- _Input_
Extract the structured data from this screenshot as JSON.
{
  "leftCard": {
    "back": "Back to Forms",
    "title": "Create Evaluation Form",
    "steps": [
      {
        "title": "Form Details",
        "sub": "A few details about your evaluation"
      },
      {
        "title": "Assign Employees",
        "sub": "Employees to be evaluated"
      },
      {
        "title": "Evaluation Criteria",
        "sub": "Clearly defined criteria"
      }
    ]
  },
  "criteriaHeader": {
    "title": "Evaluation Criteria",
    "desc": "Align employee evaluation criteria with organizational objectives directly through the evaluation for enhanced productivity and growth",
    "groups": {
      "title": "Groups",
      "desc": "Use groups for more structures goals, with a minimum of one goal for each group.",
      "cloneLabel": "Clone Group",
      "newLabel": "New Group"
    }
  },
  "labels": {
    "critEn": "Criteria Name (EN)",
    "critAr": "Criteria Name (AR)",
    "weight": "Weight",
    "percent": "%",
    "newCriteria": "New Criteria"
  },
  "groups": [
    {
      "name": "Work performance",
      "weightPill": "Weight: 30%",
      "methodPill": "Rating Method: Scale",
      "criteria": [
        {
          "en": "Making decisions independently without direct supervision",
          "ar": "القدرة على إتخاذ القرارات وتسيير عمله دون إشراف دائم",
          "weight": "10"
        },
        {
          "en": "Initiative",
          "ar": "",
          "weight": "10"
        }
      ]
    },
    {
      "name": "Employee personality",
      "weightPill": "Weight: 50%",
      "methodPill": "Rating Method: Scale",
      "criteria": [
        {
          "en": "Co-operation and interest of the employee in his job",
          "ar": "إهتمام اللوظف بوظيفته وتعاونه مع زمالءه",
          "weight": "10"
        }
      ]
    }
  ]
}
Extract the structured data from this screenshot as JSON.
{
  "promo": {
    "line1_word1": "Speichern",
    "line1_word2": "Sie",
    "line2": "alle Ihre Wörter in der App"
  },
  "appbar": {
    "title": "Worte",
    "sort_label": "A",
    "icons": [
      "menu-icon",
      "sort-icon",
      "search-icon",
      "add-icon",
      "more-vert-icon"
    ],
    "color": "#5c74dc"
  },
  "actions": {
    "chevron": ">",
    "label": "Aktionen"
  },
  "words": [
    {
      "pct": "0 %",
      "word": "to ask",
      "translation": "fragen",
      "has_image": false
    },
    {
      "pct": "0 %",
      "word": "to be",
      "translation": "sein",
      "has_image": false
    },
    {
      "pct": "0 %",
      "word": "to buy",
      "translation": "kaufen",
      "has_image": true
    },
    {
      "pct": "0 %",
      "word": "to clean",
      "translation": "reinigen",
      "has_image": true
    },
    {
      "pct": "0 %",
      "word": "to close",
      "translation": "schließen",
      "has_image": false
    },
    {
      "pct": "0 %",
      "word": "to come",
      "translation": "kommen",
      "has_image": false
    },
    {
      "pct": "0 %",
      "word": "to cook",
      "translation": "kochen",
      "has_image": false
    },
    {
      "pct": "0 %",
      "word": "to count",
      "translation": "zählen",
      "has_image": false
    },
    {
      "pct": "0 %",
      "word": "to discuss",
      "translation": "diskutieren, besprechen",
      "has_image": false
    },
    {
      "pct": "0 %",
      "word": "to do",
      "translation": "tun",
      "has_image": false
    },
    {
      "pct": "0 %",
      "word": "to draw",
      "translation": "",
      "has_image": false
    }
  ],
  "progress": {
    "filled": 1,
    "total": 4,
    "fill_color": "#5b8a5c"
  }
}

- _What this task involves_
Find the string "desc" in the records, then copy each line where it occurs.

- _Answer below_
    "desc": "Align employee evaluation criteria with organizational objectives directly through the evaluation for enhanced productivity and growth",
      "desc": "Use groups for more structures goals, with a minimum of one goal for each group.",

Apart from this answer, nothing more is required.